I’ve spent countless hours trying to get rid of an error message or warning because I quite simply didn’t want to see it anymore. And in general, I don’t think that’s a bad thing. Today’s warning might be tomorrow’s bug or crash. Also, if your application generates too many error messages and you train yourself to ignore them, you may very well miss actual problems that get lost in the noise.
Like I mentioned above, most error messages are written by humans. This is especially true of warnings. Some people and the platforms they write for are a bit overzealous in the warnings department. (I’m looking at you, npm, and also at you, UIKit.)
But, just like you might choose the “Don’t fix the bug” option when assessing an actual issue, sometimes you’ll choose to ignore an error message in your console or suppress it because you have higher priorities to address or it doesn’t apply to your current task.
If you’d like to look at a few more real-world examples along with how I approached them, I’ve compiled them all here.
And what did you find, Dad? Me? Illumination. Indiana, talking to his father about their quest for the Grail.
It can be emotionally overwhelming to be facing a development deadline and to not only run into a bug that slows you down, but an error message that stops you cold. If you find yourself in that situation, remember the guides of the adventuring archaeologist:

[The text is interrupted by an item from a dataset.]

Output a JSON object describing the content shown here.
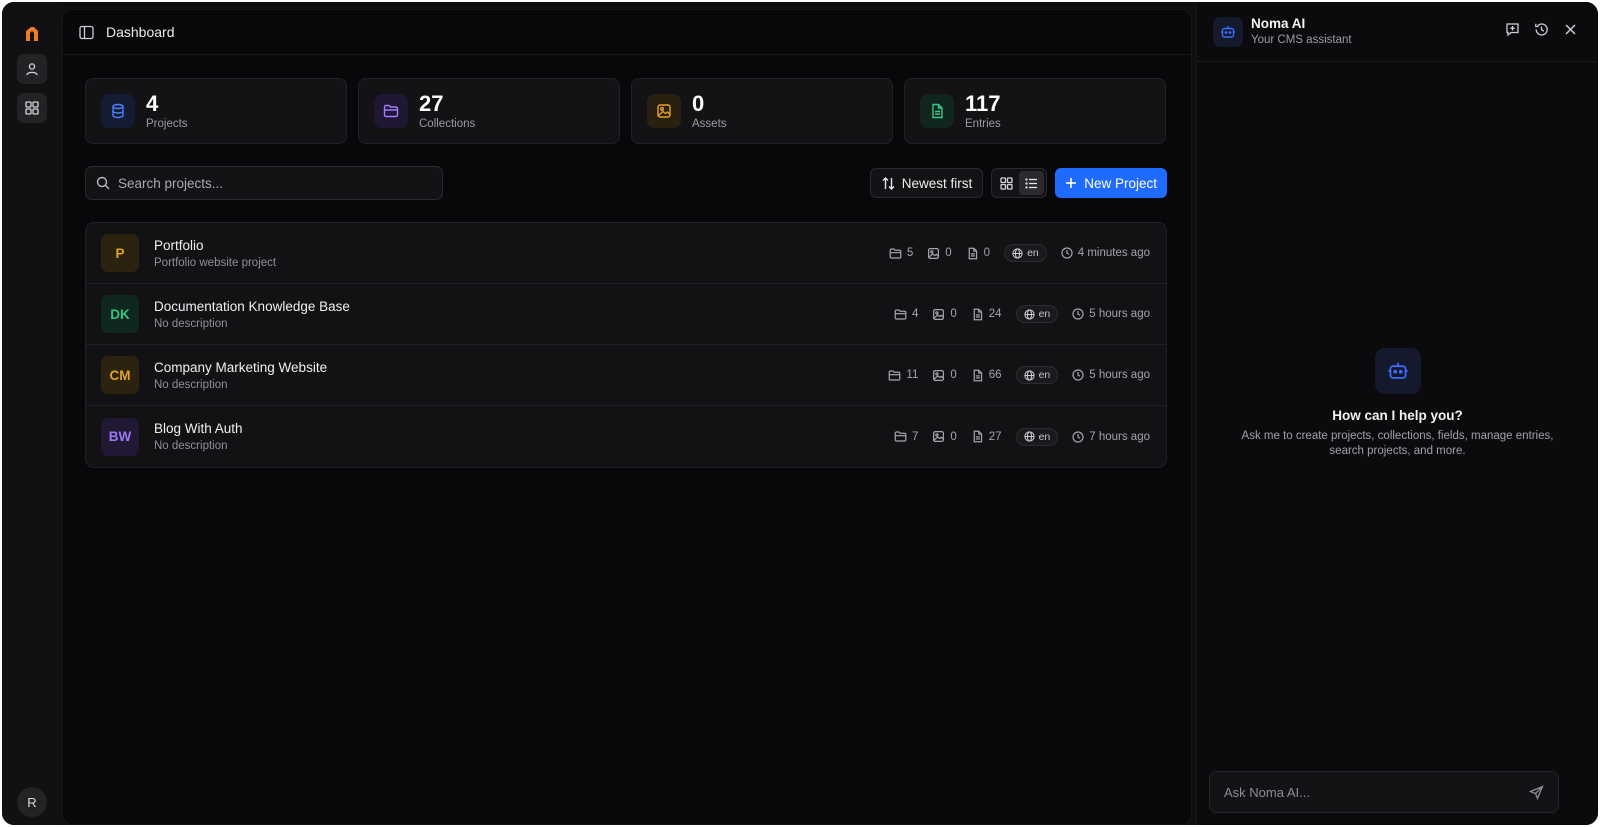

Slow down. Read the clue in detail before grabbing your bullwhip and heading into the unknown.
Figure out which parts of the clue are relevant, and which ones will lead you on a wild chase.
Know how to talk to the librarian, a.k.a. your search engine, when you’re searching for clues.
When you’re evaluating possible solutions, always choose one you understand. And it’s a good idea to start with the simplest one.
If you are trying to resolve a warning or error message that isn’t actually causing problems, and you’re feeling like you’re spending too much time on it, remember that you can let it go.
And most importantly, never leave behind your hat.
This post is part of our ongoing Debugging Series 2021 and couldn’t have been accomplished without the wonderful insights from interviews with the following people:
- Adam Sharp
- Eebs Kobeissi
- Eric Bailey
- John Schoeman
- Mike Burns
- Rick Gorman
- Sally Hall
- Sam Kapila
- Sarah Dawson
- Sean Doyle
Keep tuning in every week for more great debugging tips.